How to listen your way to a better business


Managers want employees to know what they need to do to be productive and help move the business forward. But employees often feel like "worker bees," and can become frustrated and even disgruntled by the expectation that they should blindly follow rules without applying their own unique knowledge to a particular project. As Wiliam Buist, fouder of xTEN Club (www.xtenclub.com) explains, "the sad part of this all too common situation is that nobody wants it. For the most part the "boss" wants to incorporate fresh ideas into the business and employees want to approach their careers with enthusiasm and feel proud of the accomplishments they have made for themselves and the company."

Whilst "you can't please all of the people all of the time." that’s not an excuse to ignore the issue. It's better to find common ground, compromise included, and the way to find that is by learning to listen actively.In the dark days of hierarchical managerial power structures, many business leaders had been programmed to deliver their message and direct employees to follow. For the employee the choice was obedience or unemployment. In today’s knowledge economy ignoring people’s intellect simply won’t work. There’s always more that could be done, and more to do than a working day allows for, even when we extend it voluntarily. In an effort to get more done, the business world keeps asking people to do several things at once. 

 

Listening to employees, or even business colleagues, at any level needs to be done with purpose. It isn't enough to interpret the words that come out of the other person's mouth. Other factors give us clues, for example body language can improve our picture of what their needs are.  We only spot them when we focus on them. Employers who give their employees undivided attentive presence will be seen as more involved, compassionate, caring and understanding.
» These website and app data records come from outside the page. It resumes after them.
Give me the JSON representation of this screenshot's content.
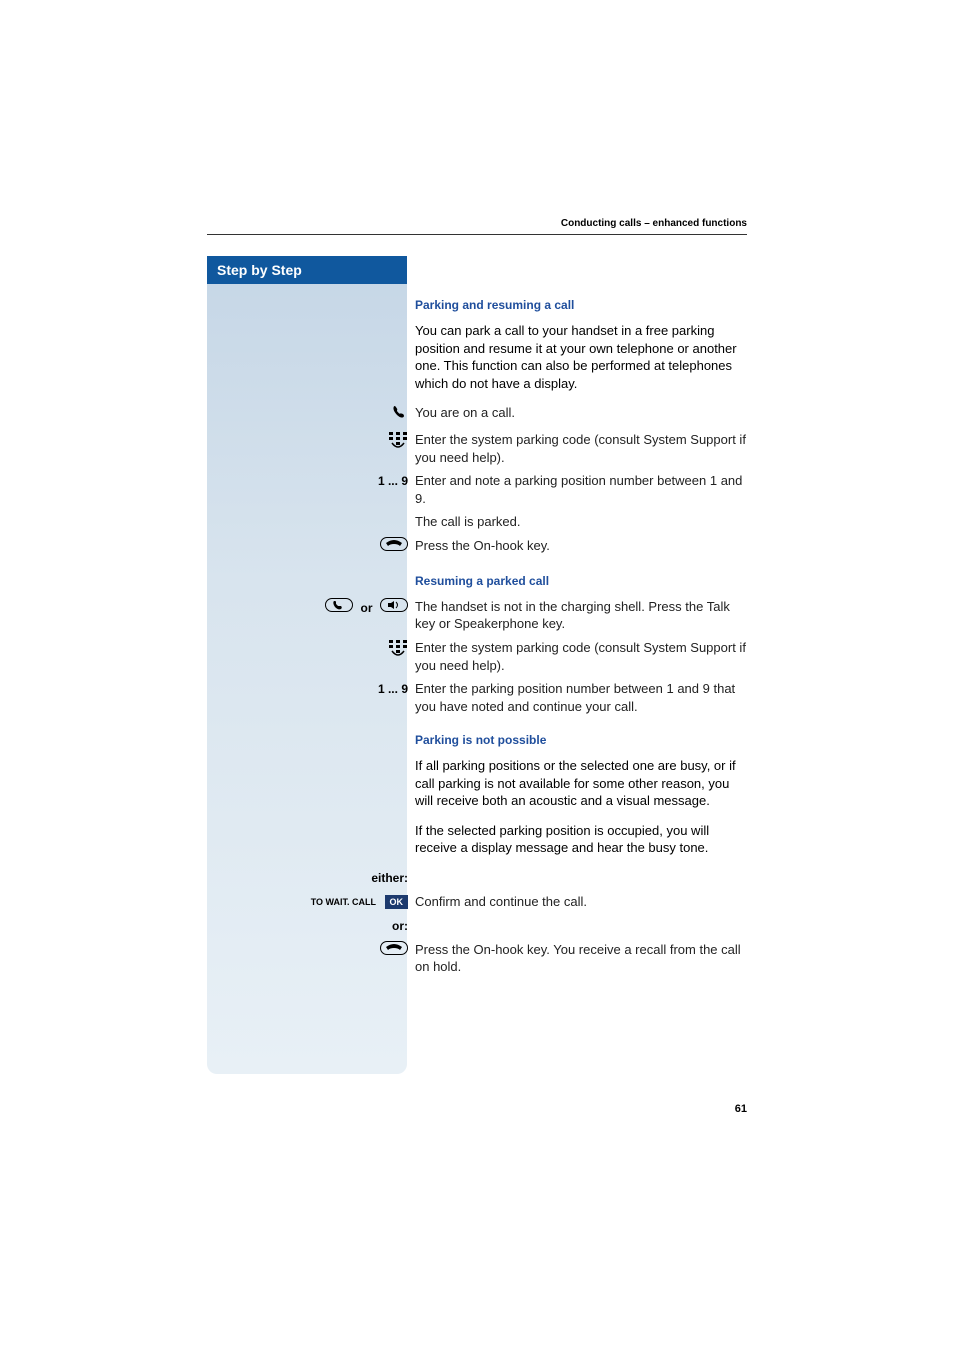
{
  "header": {
    "section": "Conducting calls – enhanced functions"
  },
  "sidebar": {
    "title": "Step by Step"
  },
  "sections": {
    "parking": {
      "heading": "Parking and resuming a call",
      "intro": "You can park a call to your handset in a free parking position and resume it at your own telephone or another one. This function can also be performed at telephones which do not have a display.",
      "step1_text": "You are on a call.",
      "step2_text": "Enter the system parking code (consult System Support if you need help).",
      "step3_label": "1 ... 9",
      "step3_text": "Enter and note a parking position number between 1 and 9.",
      "step4_text": "The call is parked.",
      "step5_text": "Press the On-hook key."
    },
    "resuming": {
      "heading": "Resuming a parked call",
      "or_word": "or",
      "step1_text": "The handset is not in the charging shell. Press the Talk key or Speakerphone key.",
      "step2_text": "Enter the system parking code (consult System Support if you need help).",
      "step3_label": "1 ... 9",
      "step3_text": "Enter the parking position number between 1 and 9 that you have noted and continue your call."
    },
    "notpossible": {
      "heading": "Parking is not possible",
      "para1": "If all parking positions or the selected one are busy, or if call parking is not available for some other reason, you will receive both an acoustic and a visual message.",
      "para2": "If the selected parking position is occupied, you will receive a display message and hear the busy tone.",
      "either_label": "either:",
      "wait_label": "TO WAIT. CALL",
      "ok_label": "OK",
      "wait_text": "Confirm and continue the call.",
      "or_label": "or:",
      "onhook_text": "Press the On-hook key. You receive a recall from the call on hold."
    }
  },
  "page_number": "61"
}
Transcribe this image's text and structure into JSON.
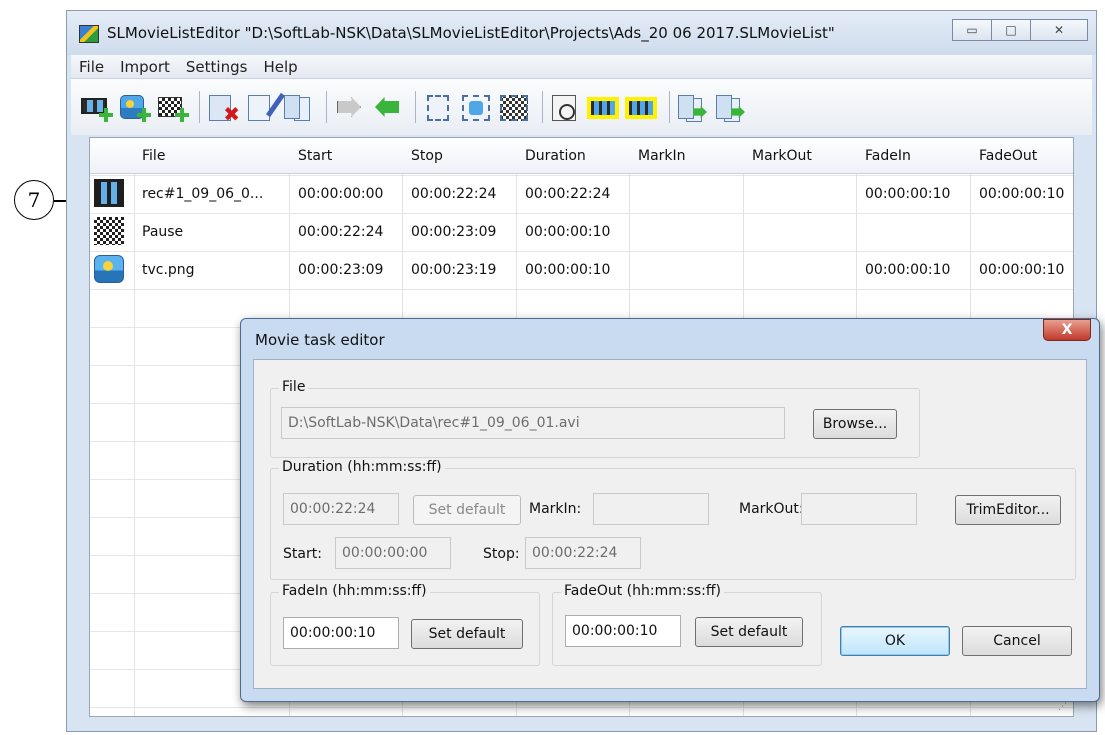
{
  "callout": {
    "number": "7"
  },
  "window": {
    "title": "SLMovieListEditor \"D:\\SoftLab-NSK\\Data\\SLMovieListEditor\\Projects\\Ads_20 06 2017.SLMovieList\"",
    "controls": {
      "minimize": "▭",
      "maximize": "□",
      "close": "✕"
    }
  },
  "menu": [
    "File",
    "Import",
    "Settings",
    "Help"
  ],
  "toolbar": {
    "icons": [
      "add-movie-icon",
      "add-picture-icon",
      "add-pause-icon",
      "delete-icon",
      "edit-icon",
      "copy-icon",
      "move-right-icon",
      "move-left-icon",
      "select-movie-icon",
      "select-picture-icon",
      "select-pause-icon",
      "duration-icon",
      "film-highlight-icon",
      "film-highlight-2-icon",
      "sequence-icon",
      "sequence-2-icon"
    ]
  },
  "grid": {
    "columns": [
      "File",
      "Start",
      "Stop",
      "Duration",
      "MarkIn",
      "MarkOut",
      "FadeIn",
      "FadeOut"
    ],
    "rows": [
      {
        "icon": "movie",
        "file": "rec#1_09_06_0...",
        "start": "00:00:00:00",
        "stop": "00:00:22:24",
        "duration": "00:00:22:24",
        "markin": "",
        "markout": "",
        "fadein": "00:00:00:10",
        "fadeout": "00:00:00:10"
      },
      {
        "icon": "pause",
        "file": "Pause",
        "start": "00:00:22:24",
        "stop": "00:00:23:09",
        "duration": "00:00:00:10",
        "markin": "",
        "markout": "",
        "fadein": "",
        "fadeout": ""
      },
      {
        "icon": "picture",
        "file": "tvc.png",
        "start": "00:00:23:09",
        "stop": "00:00:23:19",
        "duration": "00:00:00:10",
        "markin": "",
        "markout": "",
        "fadein": "00:00:00:10",
        "fadeout": "00:00:00:10"
      }
    ]
  },
  "dialog": {
    "title": "Movie task editor",
    "close": "X",
    "file": {
      "legend": "File",
      "path": "D:\\SoftLab-NSK\\Data\\rec#1_09_06_01.avi",
      "browse": "Browse..."
    },
    "duration": {
      "legend": "Duration (hh:mm:ss:ff)",
      "value": "00:00:22:24",
      "set_default": "Set default",
      "markin_label": "MarkIn:",
      "markin_value": "",
      "markout_label": "MarkOut:",
      "markout_value": "",
      "trim_editor": "TrimEditor...",
      "start_label": "Start:",
      "start_value": "00:00:00:00",
      "stop_label": "Stop:",
      "stop_value": "00:00:22:24"
    },
    "fadein": {
      "legend": "FadeIn (hh:mm:ss:ff)",
      "value": "00:00:00:10",
      "set_default": "Set default"
    },
    "fadeout": {
      "legend": "FadeOut (hh:mm:ss:ff)",
      "value": "00:00:00:10",
      "set_default": "Set default"
    },
    "ok": "OK",
    "cancel": "Cancel"
  },
  "colors": {
    "window_frame": "#d9e4f2",
    "dialog_frame": "#c9dbf0",
    "close_red": "#c0392b",
    "accent_blue": "#3c7fb1"
  }
}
Employees will feel like a key part of the organisation and experience a higher level of satisfaction and productivity; they are involved. 
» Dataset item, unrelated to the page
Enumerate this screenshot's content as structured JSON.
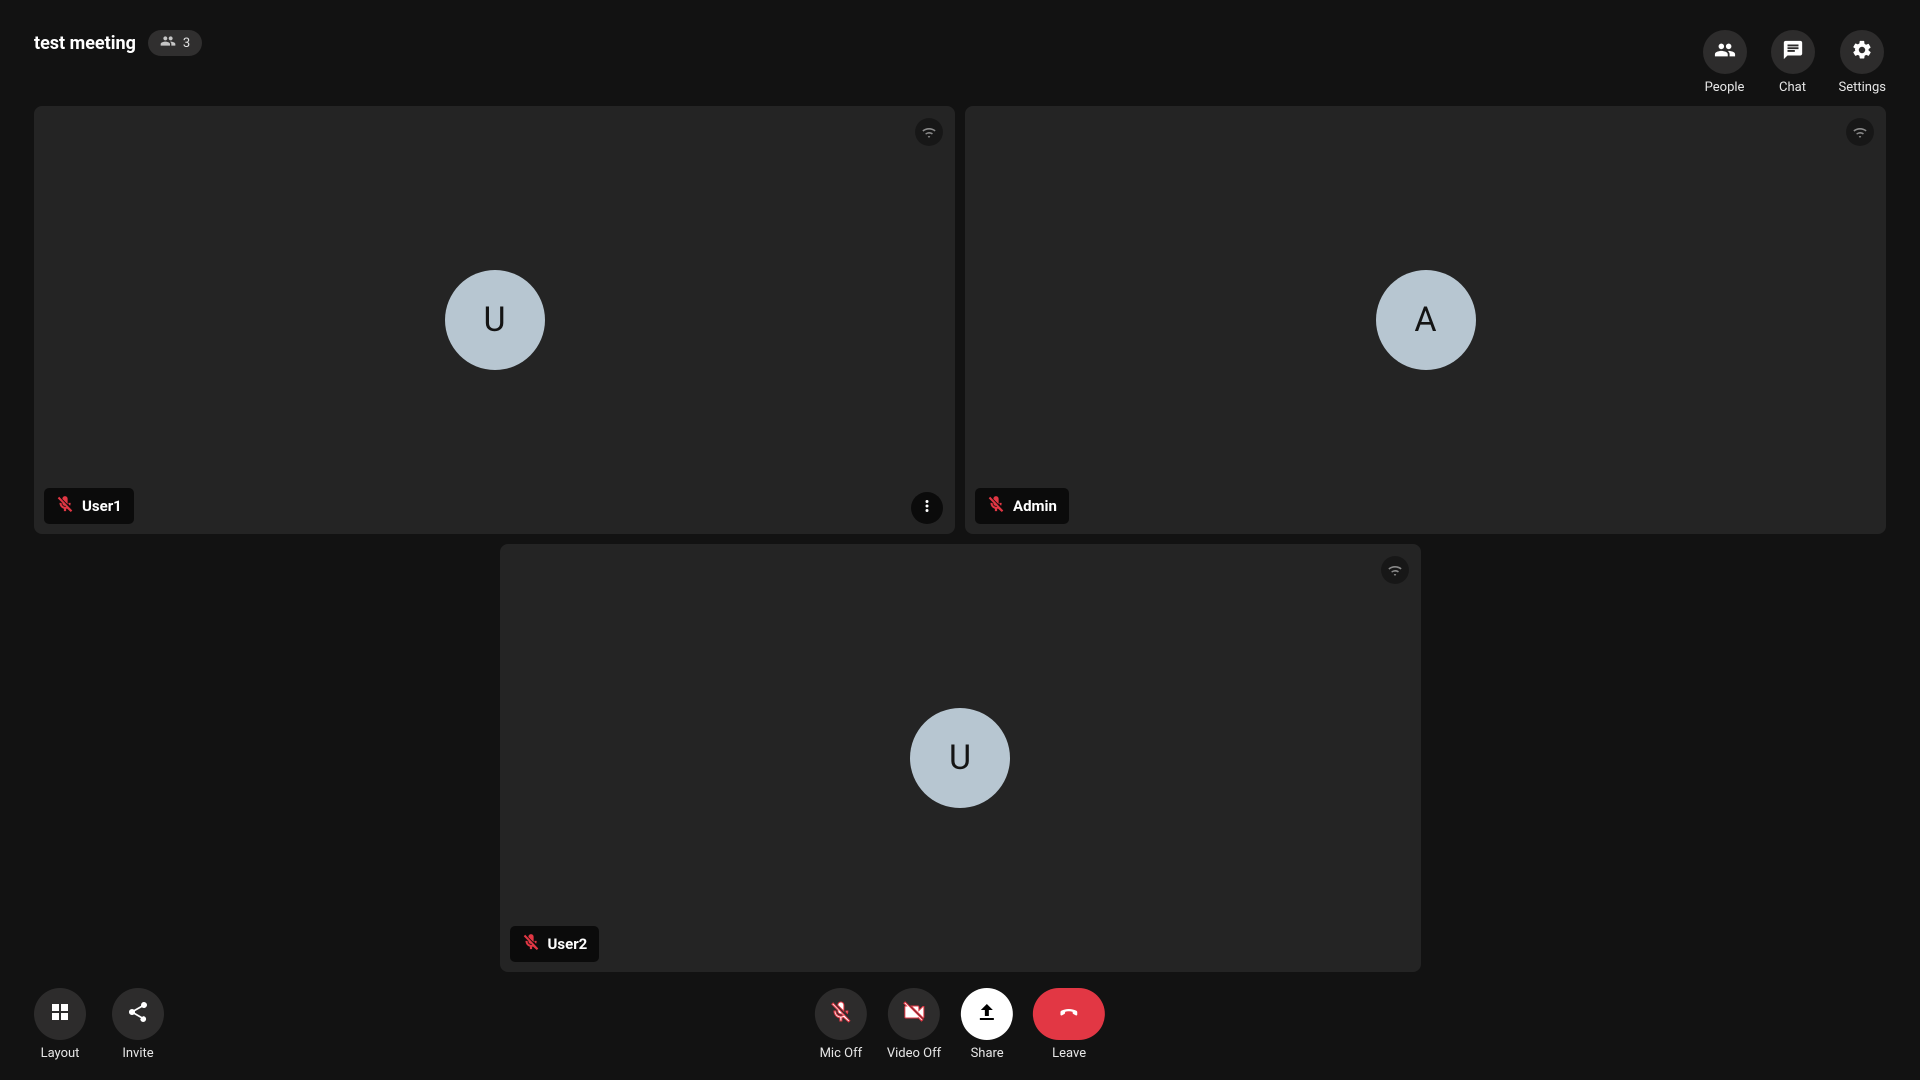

What is accomplished through effective listening?

1. Increased Trust

Employees that feel they can approach their employers about business related matters are more likely to let their bosses in on other issues that may affect their work. This could be something like being concerned about a child who is struggling in school, or it could be an issue such as another employee stealing from the company. In either case, the trust gained makes a more positive and productive experience and allows an employer and employee to help one another succeed.
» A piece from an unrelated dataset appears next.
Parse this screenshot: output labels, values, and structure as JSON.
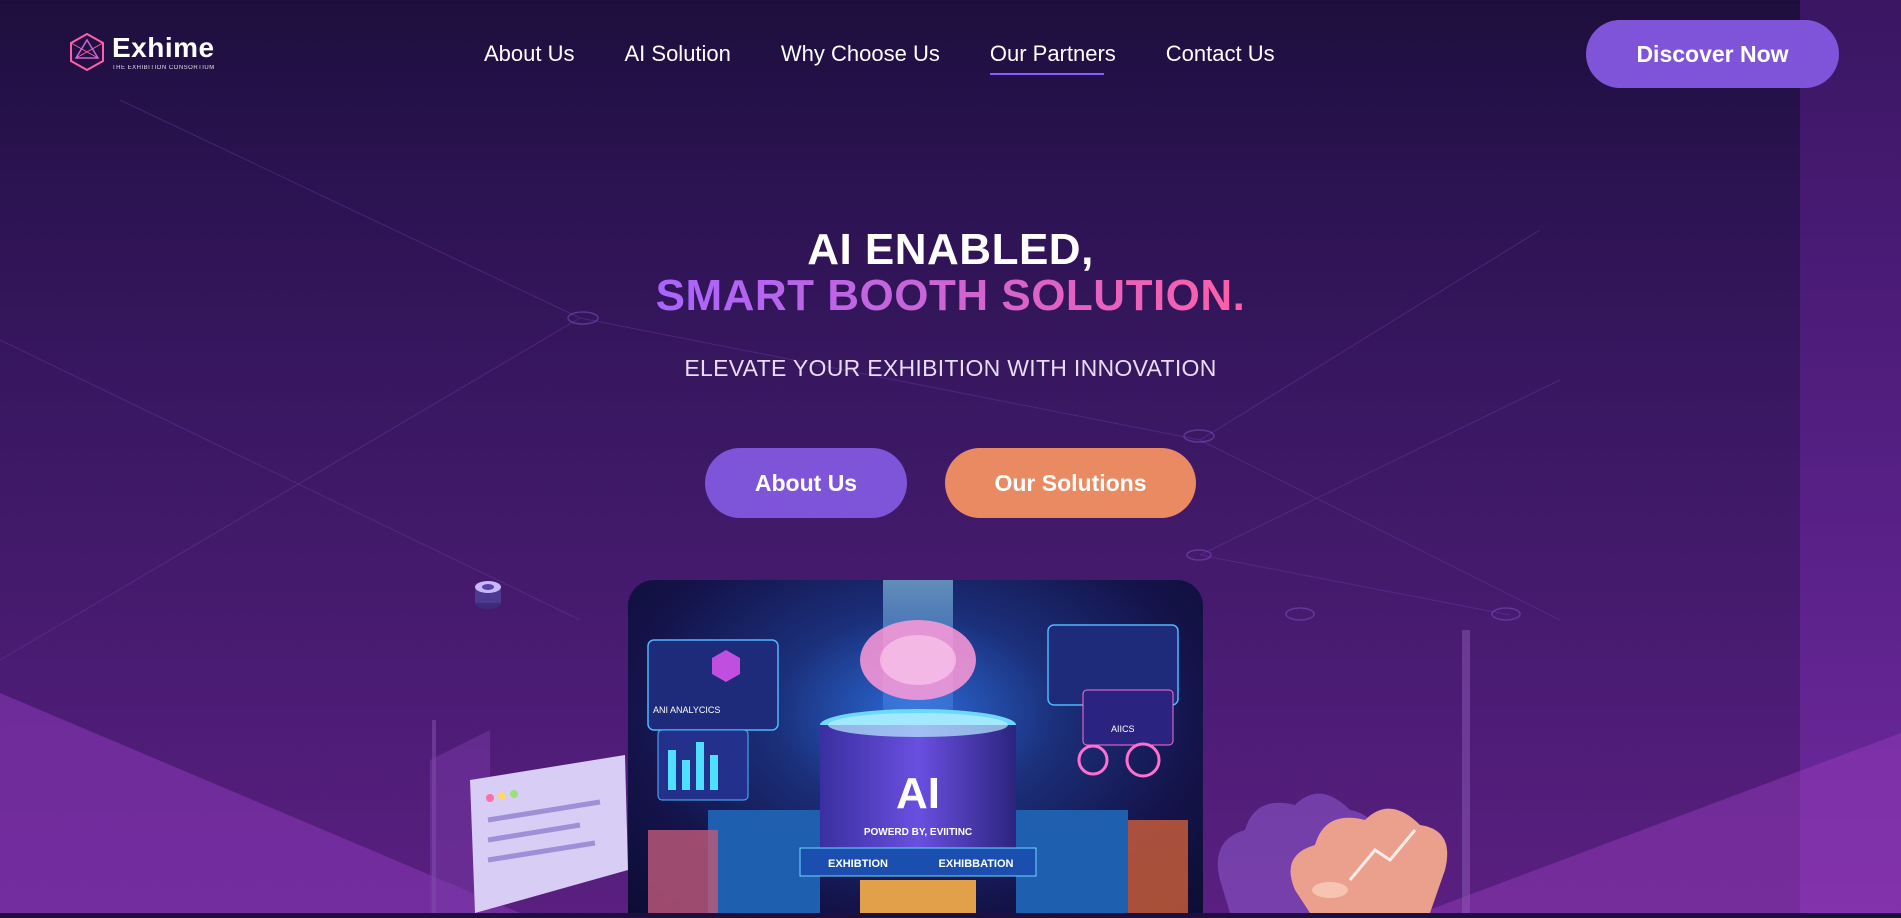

2. Reduced Conflict

Not having a say is bound to create a certain level of animosity. This might manifest in the form of actual arguments, or it could turn to destructive behaviour such as stealing information, or presenting the company in a bad light on social media or external conversations. An employee may also take a negative opinion over their supervisor's head. Turnover rates are higher in environments where employees are dissatisfied, which creates higher recruitment and training costs, a drain on existing employees and even more communication needs.

3. Motivation and a Positive Reputation

Employees who feel they are understood at work, and that their ideas are being truly considered, are more creative overall and are often more productive. They also carry a positive attitude which their co-workers often find contagious. Many will recommend the company to people they know when job openings occur reducing the need for outside recruitment.

In conclusion; stop, focus on the issue in hand, and only the issue at hand. Don't let other matters disturb the conversation. Give your undivided attention and be present. Then you, your employees and your bottom line will benefit.